Surely, predators will find plenty of opportunities in the gender neutral public bathroom. And they don’t have to actually be purposefully looking for those opportunities. For example, in a quiet store in the middle of the night, a predator may head to the bathroom just to use it because, well, he has to go. And while in there, a women that suits his fancy may also walk in for the same purpose. Knowing that the store is mostly empty and that he is shielded from the public and security camera’s eye, the man decides then that he will take advantage of her. Or on the college campus, a young woman has too wild of a night and passes out in the gender neutral bathroom. The next person in is a predator, who has also had a wild night of drinking, and decides on the spot that he will take advantage of the opportunity literally laid out in front of him.

These are real possibilities, and they are not limited to sexual assault. Gender neutral bathrooms will surely become a primary site for sexual harassment. Opportunistic predators aren’t necessarily looking for opportunities, but they do seize them when they surface. Knowing that they are shielded from the scrutiny of the public eye, they find it convenient to make off color remarks to their victims, or even threaten them. Perhaps sometimes remarks are tolerable elsewhere, because you feel less vulnerable there, but they are not tolerable in the bathroom. All this is taking place in the bathroom, a place where you feel very vulnerable, what with your pants down and everything.

Widespread gender neutral bathrooms would increase opportunity for sexual predators, therefore, increasing sexual crime. The question is, does this increase in sexual crime outweigh the rights due to transgendered persons? Without looking into numbers on anything, my gut reaction is yes it does. Perhaps this is because I don’t know any transgendered persons, and so do not understand the trouble they have when needing to use the bathroom. Transgendered persons, in my experience, often look like a man trying to be a woman, or a woman trying to be a man. Their biological sex is quickly identified, yet at the same time, so also is their gender dysphoria (maybe there’s a bunch of secret transgendered people about who stick to looking like their biological sex, but if there are, I don’t know about them). So when they try to use the bathroom, for either gender, they receive resistance, much like any other person does when they enter the restroom for the gender they do not appear to be. They are often subject to violence in the public bathroom. Crime is already opportunistically found in public bathrooms, and making them gender neutral would just increase criminal opportunity and likely not cut down on violence against transgendered persons. To help protect transgendered persons, a different solution must be found.

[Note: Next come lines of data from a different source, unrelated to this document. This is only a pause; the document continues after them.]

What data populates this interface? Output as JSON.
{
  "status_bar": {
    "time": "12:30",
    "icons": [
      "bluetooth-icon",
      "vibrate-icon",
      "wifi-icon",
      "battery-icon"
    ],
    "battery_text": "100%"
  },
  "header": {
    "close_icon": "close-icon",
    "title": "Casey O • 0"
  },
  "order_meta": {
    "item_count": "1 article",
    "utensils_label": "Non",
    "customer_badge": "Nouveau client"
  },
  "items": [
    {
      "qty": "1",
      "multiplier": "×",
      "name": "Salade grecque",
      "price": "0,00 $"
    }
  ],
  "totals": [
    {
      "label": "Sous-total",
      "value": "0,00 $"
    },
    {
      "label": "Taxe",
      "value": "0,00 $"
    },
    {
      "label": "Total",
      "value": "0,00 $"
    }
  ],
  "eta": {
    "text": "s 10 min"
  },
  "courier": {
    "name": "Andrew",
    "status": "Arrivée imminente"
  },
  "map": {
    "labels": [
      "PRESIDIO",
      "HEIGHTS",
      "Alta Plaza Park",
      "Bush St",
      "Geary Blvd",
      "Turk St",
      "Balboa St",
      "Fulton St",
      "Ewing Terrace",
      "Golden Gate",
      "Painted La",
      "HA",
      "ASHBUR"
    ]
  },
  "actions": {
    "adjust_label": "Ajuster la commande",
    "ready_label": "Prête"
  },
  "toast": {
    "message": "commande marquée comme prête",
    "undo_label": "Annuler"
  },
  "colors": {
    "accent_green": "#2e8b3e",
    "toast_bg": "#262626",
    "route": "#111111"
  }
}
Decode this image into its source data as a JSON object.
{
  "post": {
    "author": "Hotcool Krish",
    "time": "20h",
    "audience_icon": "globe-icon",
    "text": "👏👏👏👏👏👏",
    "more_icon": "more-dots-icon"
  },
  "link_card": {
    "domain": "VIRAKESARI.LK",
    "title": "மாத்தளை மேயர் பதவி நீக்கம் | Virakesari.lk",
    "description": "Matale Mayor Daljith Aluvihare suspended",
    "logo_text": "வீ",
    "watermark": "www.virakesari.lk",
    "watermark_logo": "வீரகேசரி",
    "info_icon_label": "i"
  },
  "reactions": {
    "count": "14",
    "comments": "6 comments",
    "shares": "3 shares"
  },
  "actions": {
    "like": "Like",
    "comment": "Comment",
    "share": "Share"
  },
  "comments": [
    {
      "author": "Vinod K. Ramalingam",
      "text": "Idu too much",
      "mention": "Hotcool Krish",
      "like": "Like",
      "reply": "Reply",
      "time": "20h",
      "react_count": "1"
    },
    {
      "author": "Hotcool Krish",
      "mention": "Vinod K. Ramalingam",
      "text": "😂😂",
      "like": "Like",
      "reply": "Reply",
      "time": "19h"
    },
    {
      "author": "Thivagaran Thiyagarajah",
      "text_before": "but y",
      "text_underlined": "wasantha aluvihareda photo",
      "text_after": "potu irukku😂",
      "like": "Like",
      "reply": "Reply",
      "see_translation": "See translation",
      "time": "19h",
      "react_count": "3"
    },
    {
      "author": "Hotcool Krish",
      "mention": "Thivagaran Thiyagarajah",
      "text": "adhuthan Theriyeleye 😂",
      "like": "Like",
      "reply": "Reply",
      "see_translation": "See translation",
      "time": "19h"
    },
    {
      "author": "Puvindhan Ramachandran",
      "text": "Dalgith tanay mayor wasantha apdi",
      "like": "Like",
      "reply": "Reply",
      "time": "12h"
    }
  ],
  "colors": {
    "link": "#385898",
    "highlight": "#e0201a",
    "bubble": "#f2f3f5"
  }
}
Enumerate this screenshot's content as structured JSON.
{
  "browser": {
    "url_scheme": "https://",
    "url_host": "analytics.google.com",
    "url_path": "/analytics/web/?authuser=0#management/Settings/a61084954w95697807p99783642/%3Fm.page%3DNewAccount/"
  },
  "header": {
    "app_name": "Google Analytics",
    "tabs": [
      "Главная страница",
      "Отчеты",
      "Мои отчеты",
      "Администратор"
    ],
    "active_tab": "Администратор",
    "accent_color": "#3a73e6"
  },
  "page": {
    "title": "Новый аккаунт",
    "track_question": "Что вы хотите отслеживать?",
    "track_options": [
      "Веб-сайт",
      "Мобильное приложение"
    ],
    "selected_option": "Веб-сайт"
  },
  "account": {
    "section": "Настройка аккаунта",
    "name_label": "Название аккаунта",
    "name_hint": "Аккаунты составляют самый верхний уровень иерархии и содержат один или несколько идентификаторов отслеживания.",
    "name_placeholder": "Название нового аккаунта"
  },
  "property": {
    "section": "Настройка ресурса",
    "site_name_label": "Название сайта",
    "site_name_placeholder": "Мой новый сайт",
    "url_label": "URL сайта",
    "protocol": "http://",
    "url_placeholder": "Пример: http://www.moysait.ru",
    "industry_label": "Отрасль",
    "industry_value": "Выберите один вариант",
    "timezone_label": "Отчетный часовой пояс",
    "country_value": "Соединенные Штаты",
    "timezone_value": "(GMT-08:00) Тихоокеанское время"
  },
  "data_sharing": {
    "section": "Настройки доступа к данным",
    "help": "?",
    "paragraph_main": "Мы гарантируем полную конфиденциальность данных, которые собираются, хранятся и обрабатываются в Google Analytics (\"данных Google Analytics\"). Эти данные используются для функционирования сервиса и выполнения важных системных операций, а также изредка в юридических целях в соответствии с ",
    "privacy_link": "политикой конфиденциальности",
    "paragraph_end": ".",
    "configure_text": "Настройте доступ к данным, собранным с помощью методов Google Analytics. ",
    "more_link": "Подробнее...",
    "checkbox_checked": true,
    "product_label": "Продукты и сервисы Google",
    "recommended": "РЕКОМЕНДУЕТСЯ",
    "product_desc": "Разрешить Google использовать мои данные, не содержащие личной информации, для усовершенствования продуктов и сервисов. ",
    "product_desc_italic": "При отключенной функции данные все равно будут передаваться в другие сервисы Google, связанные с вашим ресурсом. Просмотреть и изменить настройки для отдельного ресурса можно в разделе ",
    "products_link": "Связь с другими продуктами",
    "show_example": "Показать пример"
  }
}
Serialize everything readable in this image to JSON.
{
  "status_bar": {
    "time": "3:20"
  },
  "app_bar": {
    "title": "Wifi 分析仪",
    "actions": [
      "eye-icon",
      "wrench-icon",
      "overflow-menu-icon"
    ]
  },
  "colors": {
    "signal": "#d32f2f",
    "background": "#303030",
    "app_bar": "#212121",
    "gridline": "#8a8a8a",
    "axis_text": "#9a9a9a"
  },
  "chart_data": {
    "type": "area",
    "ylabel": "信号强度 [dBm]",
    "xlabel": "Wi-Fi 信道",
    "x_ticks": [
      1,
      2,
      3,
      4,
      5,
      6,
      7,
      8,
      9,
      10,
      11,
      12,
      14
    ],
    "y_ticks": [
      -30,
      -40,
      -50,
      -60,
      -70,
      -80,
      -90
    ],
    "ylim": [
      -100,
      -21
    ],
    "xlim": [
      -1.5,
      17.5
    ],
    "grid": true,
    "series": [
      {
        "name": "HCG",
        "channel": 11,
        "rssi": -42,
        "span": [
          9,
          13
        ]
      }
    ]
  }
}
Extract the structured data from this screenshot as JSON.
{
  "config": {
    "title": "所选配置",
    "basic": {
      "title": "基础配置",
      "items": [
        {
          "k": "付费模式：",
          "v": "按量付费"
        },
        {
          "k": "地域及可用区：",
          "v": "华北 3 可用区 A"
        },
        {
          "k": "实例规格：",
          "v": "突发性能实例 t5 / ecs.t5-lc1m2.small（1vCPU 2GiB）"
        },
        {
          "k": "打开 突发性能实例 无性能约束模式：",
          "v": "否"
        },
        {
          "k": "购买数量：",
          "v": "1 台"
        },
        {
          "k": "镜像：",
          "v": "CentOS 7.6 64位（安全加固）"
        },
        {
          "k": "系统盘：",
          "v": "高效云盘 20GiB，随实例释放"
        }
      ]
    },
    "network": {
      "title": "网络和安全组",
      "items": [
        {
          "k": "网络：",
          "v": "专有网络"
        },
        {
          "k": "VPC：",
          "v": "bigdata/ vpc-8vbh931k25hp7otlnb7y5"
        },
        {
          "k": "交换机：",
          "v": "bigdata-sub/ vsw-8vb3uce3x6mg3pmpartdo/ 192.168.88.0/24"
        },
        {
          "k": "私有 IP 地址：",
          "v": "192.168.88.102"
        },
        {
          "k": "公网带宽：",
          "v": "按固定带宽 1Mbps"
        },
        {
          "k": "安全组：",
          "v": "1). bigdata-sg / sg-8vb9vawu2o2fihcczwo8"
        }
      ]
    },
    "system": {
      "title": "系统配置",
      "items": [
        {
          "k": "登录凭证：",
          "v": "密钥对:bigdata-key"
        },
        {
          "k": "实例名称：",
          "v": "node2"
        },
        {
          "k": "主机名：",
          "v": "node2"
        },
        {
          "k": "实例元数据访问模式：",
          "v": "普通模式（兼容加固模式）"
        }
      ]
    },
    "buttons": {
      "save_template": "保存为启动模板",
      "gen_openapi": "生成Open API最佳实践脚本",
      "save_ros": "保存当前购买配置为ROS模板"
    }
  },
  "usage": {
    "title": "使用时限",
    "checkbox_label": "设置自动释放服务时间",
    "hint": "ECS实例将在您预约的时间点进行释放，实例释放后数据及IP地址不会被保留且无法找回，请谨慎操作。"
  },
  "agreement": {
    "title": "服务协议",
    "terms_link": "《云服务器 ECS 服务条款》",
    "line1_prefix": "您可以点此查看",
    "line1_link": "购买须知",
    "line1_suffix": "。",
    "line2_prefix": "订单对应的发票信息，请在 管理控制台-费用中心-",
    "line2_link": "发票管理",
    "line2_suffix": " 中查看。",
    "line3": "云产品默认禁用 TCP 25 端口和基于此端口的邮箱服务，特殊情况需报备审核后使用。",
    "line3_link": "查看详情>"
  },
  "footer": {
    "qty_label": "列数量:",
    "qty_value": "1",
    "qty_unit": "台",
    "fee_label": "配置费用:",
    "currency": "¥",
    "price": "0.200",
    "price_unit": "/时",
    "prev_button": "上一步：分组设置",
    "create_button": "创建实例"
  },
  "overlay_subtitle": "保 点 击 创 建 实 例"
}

Thank you for reading. If you have a different opinion or would like to add to this one, please comment below. For some similar reasoning, but through another voice, consider The Case Against Fully Shifting To Gender Neutral Bathrooms. There’s still much I would like to look into regarding this. For starters:

  • I’m under the impression gender neutral bathrooms are more common in Europe. How did they handle the issue when they made the switch (assuming there was a switch and they didn’t always have them)?
  • What are sexual crimes like and Europe, specifically regarding their occurrence in public bathrooms?
  • How many transgendered persons are there in the USA and what gender do they look like? Are they more commonly regarded as men or women? How often does that conflate with their gender identity? How frequently would they rather use the restroom for the gender they are not usually taken for? (Are we even trying to solve a common problem?)
  • Is it financially viable for all places to offer individual, closed-room stalls when multiple restrooms are needed? Is there a space consideration?
Gender neutral bathrooms do pose a sexual risk for women